START Task material

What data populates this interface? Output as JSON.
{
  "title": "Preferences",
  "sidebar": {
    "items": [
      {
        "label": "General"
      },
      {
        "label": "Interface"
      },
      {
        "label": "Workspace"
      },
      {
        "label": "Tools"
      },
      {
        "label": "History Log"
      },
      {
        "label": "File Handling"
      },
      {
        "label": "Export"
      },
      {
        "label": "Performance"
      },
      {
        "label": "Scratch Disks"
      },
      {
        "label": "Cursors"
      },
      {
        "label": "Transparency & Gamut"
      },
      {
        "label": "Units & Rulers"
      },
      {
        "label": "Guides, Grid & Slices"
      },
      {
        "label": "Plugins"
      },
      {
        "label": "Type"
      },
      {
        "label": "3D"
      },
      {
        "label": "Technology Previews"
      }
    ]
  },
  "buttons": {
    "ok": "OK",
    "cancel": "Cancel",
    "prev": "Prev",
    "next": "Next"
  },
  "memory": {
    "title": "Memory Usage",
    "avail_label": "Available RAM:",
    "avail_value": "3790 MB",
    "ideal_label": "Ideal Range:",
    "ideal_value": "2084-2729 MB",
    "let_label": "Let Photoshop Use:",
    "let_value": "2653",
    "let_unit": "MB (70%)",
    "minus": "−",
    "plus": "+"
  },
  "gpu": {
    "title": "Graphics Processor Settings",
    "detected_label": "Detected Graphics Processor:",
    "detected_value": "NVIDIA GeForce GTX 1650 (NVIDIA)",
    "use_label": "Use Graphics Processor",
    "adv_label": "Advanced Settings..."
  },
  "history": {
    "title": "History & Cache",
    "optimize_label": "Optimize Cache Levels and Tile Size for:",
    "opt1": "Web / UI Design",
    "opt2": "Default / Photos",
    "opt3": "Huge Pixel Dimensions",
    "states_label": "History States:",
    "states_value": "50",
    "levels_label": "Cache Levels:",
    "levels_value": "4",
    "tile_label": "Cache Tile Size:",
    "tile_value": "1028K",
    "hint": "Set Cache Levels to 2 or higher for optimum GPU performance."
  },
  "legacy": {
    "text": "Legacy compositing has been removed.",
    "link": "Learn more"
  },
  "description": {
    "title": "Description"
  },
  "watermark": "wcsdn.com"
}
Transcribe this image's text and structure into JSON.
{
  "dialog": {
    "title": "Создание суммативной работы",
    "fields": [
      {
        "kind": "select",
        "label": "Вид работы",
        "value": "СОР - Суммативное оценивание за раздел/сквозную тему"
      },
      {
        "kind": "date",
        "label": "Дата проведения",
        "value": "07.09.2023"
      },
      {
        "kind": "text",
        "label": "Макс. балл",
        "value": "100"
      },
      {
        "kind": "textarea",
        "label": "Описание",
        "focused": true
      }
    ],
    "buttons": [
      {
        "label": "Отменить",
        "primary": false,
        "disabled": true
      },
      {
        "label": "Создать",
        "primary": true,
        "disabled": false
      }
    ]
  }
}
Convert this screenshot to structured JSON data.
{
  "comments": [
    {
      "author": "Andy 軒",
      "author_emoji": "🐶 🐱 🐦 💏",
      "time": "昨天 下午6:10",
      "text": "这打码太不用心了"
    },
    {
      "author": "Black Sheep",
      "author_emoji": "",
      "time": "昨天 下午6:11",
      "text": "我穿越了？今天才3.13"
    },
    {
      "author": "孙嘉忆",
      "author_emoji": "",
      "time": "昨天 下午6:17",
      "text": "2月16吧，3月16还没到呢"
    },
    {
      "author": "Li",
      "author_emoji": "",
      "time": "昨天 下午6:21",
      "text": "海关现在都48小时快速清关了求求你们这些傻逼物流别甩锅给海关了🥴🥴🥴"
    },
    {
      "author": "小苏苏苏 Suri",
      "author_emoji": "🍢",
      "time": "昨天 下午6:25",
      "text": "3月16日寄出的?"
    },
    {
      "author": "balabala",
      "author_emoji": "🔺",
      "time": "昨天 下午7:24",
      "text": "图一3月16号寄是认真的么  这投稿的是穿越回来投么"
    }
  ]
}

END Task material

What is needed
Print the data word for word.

Answer
What data populates this interface? Output as JSON.
{
  "title": "Preferences",
  "sidebar": {
    "items": [
      {
        "label": "General"
      },
      {
        "label": "Interface"
      },
      {
        "label": "Workspace"
      },
      {
        "label": "Tools"
      },
      {
        "label": "History Log"
      },
      {
        "label": "File Handling"
      },
      {
        "label": "Export"
      },
      {
        "label": "Performance"
      },
      {
        "label": "Scratch Disks"
      },
      {
        "label": "Cursors"
      },
      {
        "label": "Transparency & Gamut"
      },
      {
        "label": "Units & Rulers"
      },
      {
        "label": "Guides, Grid & Slices"
      },
      {
        "label": "Plugins"
      },
      {
        "label": "Type"
      },
      {
        "label": "3D"
      },
      {
        "label": "Technology Previews"
      }
    ]
  },
  "buttons": {
    "ok": "OK",
    "cancel": "Cancel",
    "prev": "Prev",
    "next": "Next"
  },
  "memory": {
    "title": "Memory Usage",
    "avail_label": "Available RAM:",
    "avail_value": "3790 MB",
    "ideal_label": "Ideal Range:",
    "ideal_value": "2084-2729 MB",
    "let_label": "Let Photoshop Use:",
    "let_value": "2653",
    "let_unit": "MB (70%)",
    "minus": "−",
    "plus": "+"
  },
  "gpu": {
    "title": "Graphics Processor Settings",
    "detected_label": "Detected Graphics Processor:",
    "detected_value": "NVIDIA GeForce GTX 1650 (NVIDIA)",
    "use_label": "Use Graphics Processor",
    "adv_label": "Advanced Settings..."
  },
  "history": {
    "title": "History & Cache",
    "optimize_label": "Optimize Cache Levels and Tile Size for:",
    "opt1": "Web / UI Design",
    "opt2": "Default / Photos",
    "opt3": "Huge Pixel Dimensions",
    "states_label": "History States:",
    "states_value": "50",
    "levels_label": "Cache Levels:",
    "levels_value": "4",
    "tile_label": "Cache Tile Size:",
    "tile_value": "1028K",
    "hint": "Set Cache Levels to 2 or higher for optimum GPU performance."
  },
  "legacy": {
    "text": "Legacy compositing has been removed.",
    "link": "Learn more"
  },
  "description": {
    "title": "Description"
  },
  "watermark": "wcsdn.com"
}
Transcribe this image's text and structure into JSON.
{
  "dialog": {
    "title": "Создание суммативной работы",
    "fields": [
      {
        "kind": "select",
        "label": "Вид работы",
        "value": "СОР - Суммативное оценивание за раздел/сквозную тему"
      },
      {
        "kind": "date",
        "label": "Дата проведения",
        "value": "07.09.2023"
      },
      {
        "kind": "text",
        "label": "Макс. балл",
        "value": "100"
      },
      {
        "kind": "textarea",
        "label": "Описание",
        "focused": true
      }
    ],
    "buttons": [
      {
        "label": "Отменить",
        "primary": false,
        "disabled": true
      },
      {
        "label": "Создать",
        "primary": true,
        "disabled": false
      }
    ]
  }
}
Convert this screenshot to structured JSON data.
{
  "comments": [
    {
      "author": "Andy 軒",
      "author_emoji": "🐶 🐱 🐦 💏",
      "time": "昨天 下午6:10",
      "text": "这打码太不用心了"
    },
    {
      "author": "Black Sheep",
      "author_emoji": "",
      "time": "昨天 下午6:11",
      "text": "我穿越了？今天才3.13"
    },
    {
      "author": "孙嘉忆",
      "author_emoji": "",
      "time": "昨天 下午6:17",
      "text": "2月16吧，3月16还没到呢"
    },
    {
      "author": "Li",
      "author_emoji": "",
      "time": "昨天 下午6:21",
      "text": "海关现在都48小时快速清关了求求你们这些傻逼物流别甩锅给海关了🥴🥴🥴"
    },
    {
      "author": "小苏苏苏 Suri",
      "author_emoji": "🍢",
      "time": "昨天 下午6:25",
      "text": "3月16日寄出的?"
    },
    {
      "author": "balabala",
      "author_emoji": "🔺",
      "time": "昨天 下午7:24",
      "text": "图一3月16号寄是认真的么  这投稿的是穿越回来投么"
    }
  ]
}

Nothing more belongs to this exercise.